Culture or Religion?
High Early Drop Outs Amongst Yemeni Girls
Many parents are not supporting their daughters in further education as over protective parents are not approving of them going into further education – but is religion to blame?
Culture rather than religion hinders the development of girls in education deeming it as unimportant.
“The general attitude is Girls after the age of puberty should stay at home and look after their families,” Safa says – a girl in the Al-Fars Rajam village. ” This has been our way of life for generations,” she adds.
Many western press report inaccurately that this is the teachings of Islam when in fact cultural norms and not religious rules are the deciding factor – as were limitations in opportunities for women in the western world before the world wars. after the wars women continued to work. However Middle Eastern economies are underdeveloped and we can not compare its status to ours in the Western world, says Faris Iqbal an Educational Consultant for the Middle East countries.
“All my sisters including myself never got the opportunity of studying beyond grade 5,” says Bilkees Sanaa’s older sister who regrets missing-out.
“Half of women compared to men pass the literacy rate,” says Faheem Hussain CEO of Improve Tuition.
The UN Children’s Fund (UNICEF) spokesman says, “The biggest challenges facing girls in Yemen today is access to education.”
“The lack of women teachers is deterring many parents from sending their children to schools,” says Istiaq a primary teacher at a school in the Al-Fars Rajam village. However, if women are educated then tis could solve the problem.
How Do Other Arab Countries Compare To The Yemeni experience?
The AHDR, sponsored by the UN Development Programme (UNDP), said significant differences exist between Arab countries in giving women access to education.

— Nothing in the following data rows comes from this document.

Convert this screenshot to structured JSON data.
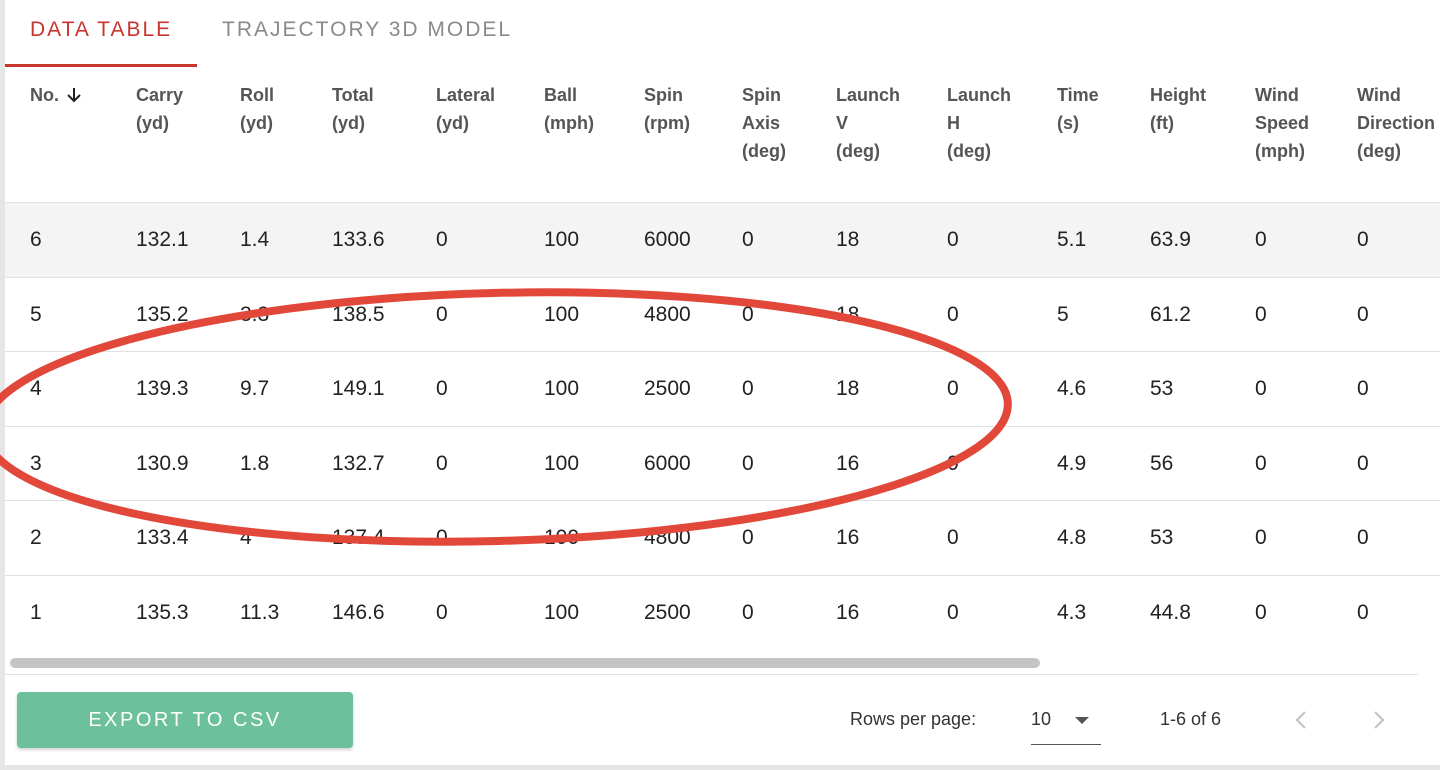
{
  "tabs": {
    "items": [
      {
        "label": "DATA TABLE",
        "active": true
      },
      {
        "label": "TRAJECTORY 3D MODEL",
        "active": false
      }
    ]
  },
  "colors": {
    "accent": "#c8352e",
    "export_button": "#6cc19c",
    "annotation": "#e2483a"
  },
  "table": {
    "sort_column": "No.",
    "sort_icon": "arrow-down-icon",
    "columns": [
      "No.",
      "Carry\n(yd)",
      "Roll\n(yd)",
      "Total\n(yd)",
      "Lateral\n(yd)",
      "Ball\n(mph)",
      "Spin\n(rpm)",
      "Spin\nAxis\n(deg)",
      "Launch\nV\n(deg)",
      "Launch\nH\n(deg)",
      "Time\n(s)",
      "Height\n(ft)",
      "Wind\nSpeed\n(mph)",
      "Wind\nDirection\n(deg)"
    ],
    "rows": [
      [
        "6",
        "132.1",
        "1.4",
        "133.6",
        "0",
        "100",
        "6000",
        "0",
        "18",
        "0",
        "5.1",
        "63.9",
        "0",
        "0"
      ],
      [
        "5",
        "135.2",
        "3.3",
        "138.5",
        "0",
        "100",
        "4800",
        "0",
        "18",
        "0",
        "5",
        "61.2",
        "0",
        "0"
      ],
      [
        "4",
        "139.3",
        "9.7",
        "149.1",
        "0",
        "100",
        "2500",
        "0",
        "18",
        "0",
        "4.6",
        "53",
        "0",
        "0"
      ],
      [
        "3",
        "130.9",
        "1.8",
        "132.7",
        "0",
        "100",
        "6000",
        "0",
        "16",
        "0",
        "4.9",
        "56",
        "0",
        "0"
      ],
      [
        "2",
        "133.4",
        "4",
        "137.4",
        "0",
        "100",
        "4800",
        "0",
        "16",
        "0",
        "4.8",
        "53",
        "0",
        "0"
      ],
      [
        "1",
        "135.3",
        "11.3",
        "146.6",
        "0",
        "100",
        "2500",
        "0",
        "16",
        "0",
        "4.3",
        "44.8",
        "0",
        "0"
      ]
    ],
    "highlighted_row": 0
  },
  "footer": {
    "export_label": "EXPORT TO CSV",
    "rows_per_page_label": "Rows per page:",
    "rows_per_page_value": "10",
    "range_text": "1-6 of 6",
    "prev_icon": "chevron-left-icon",
    "next_icon": "chevron-right-icon"
  }
}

There seems to be strong correlation between economic development and accessibility for education.
However, there are significant differences in attitudes amongst Muslims and girls in rich oil producing countries of the Middle East are receiving sometime better access to education than boys. countries such as Jordan, Lebanon, Palestine and Tunisia are spiralling ahead with countries such as Egypt, Morocco, Sudan and Yemen with the worst record for girls entering education.

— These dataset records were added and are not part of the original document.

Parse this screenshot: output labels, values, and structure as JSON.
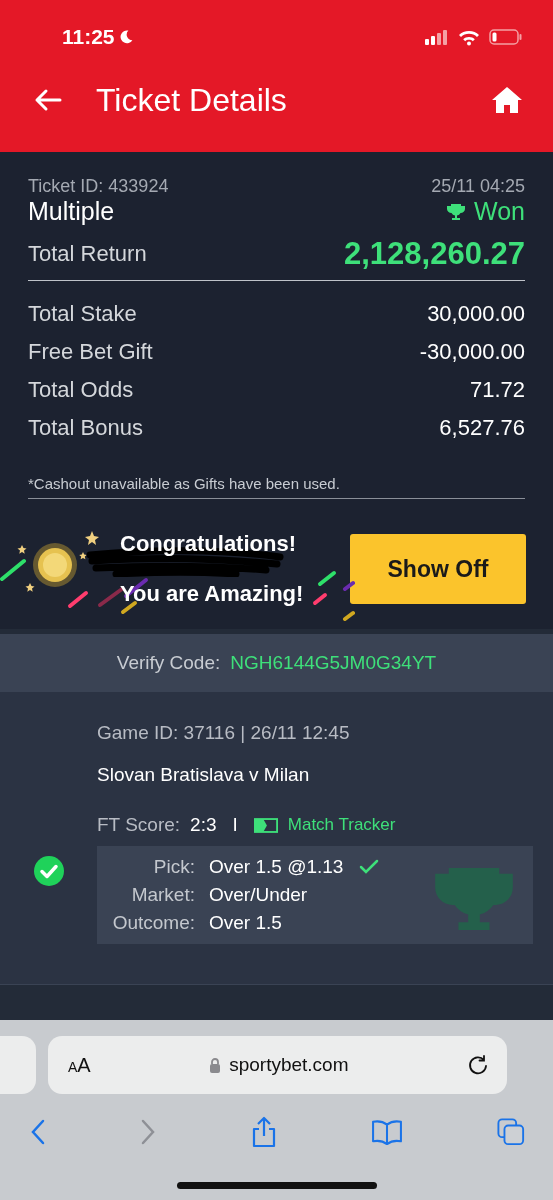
{
  "status_bar": {
    "time": "11:25"
  },
  "header": {
    "title": "Ticket Details"
  },
  "ticket": {
    "id_label": "Ticket ID: 433924",
    "date": "25/11 04:25",
    "type": "Multiple",
    "status": "Won",
    "won": true,
    "return_label": "Total Return",
    "return_value": "2,128,260.27",
    "rows": [
      {
        "label": "Total Stake",
        "value": "30,000.00"
      },
      {
        "label": "Free Bet Gift",
        "value": "-30,000.00"
      },
      {
        "label": "Total Odds",
        "value": "71.72"
      },
      {
        "label": "Total Bonus",
        "value": "6,527.76"
      }
    ],
    "note": "*Cashout unavailable as Gifts have been used."
  },
  "banner": {
    "line_1": "Congratulations!",
    "line_2": "You are Amazing!",
    "button": "Show Off"
  },
  "verify": {
    "label": "Verify Code:",
    "code": "NGH6144G5JM0G34YT"
  },
  "selections": [
    {
      "won": true,
      "game": "Game ID: 37116 | 26/11 12:45",
      "match": "Slovan Bratislava v Milan",
      "score_label": "FT Score:",
      "score": "2:3",
      "separator": "I",
      "tracker": "Match Tracker",
      "pick_check": true,
      "details": [
        {
          "label": "Pick:",
          "value": "Over 1.5 @1.13"
        },
        {
          "label": "Market:",
          "value": "Over/Under"
        },
        {
          "label": "Outcome:",
          "value": "Over 1.5"
        }
      ]
    }
  ],
  "browser": {
    "text_size": "aA",
    "url": "sportybet.com",
    "forward_disabled": true
  }
}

Mufaras Ahmed heads a team of online English tutors who teachers English language lessons to schools in Yemen and provide consultancy work in education improving the quality of teaching; teacher training; and the development of an English national curriculum.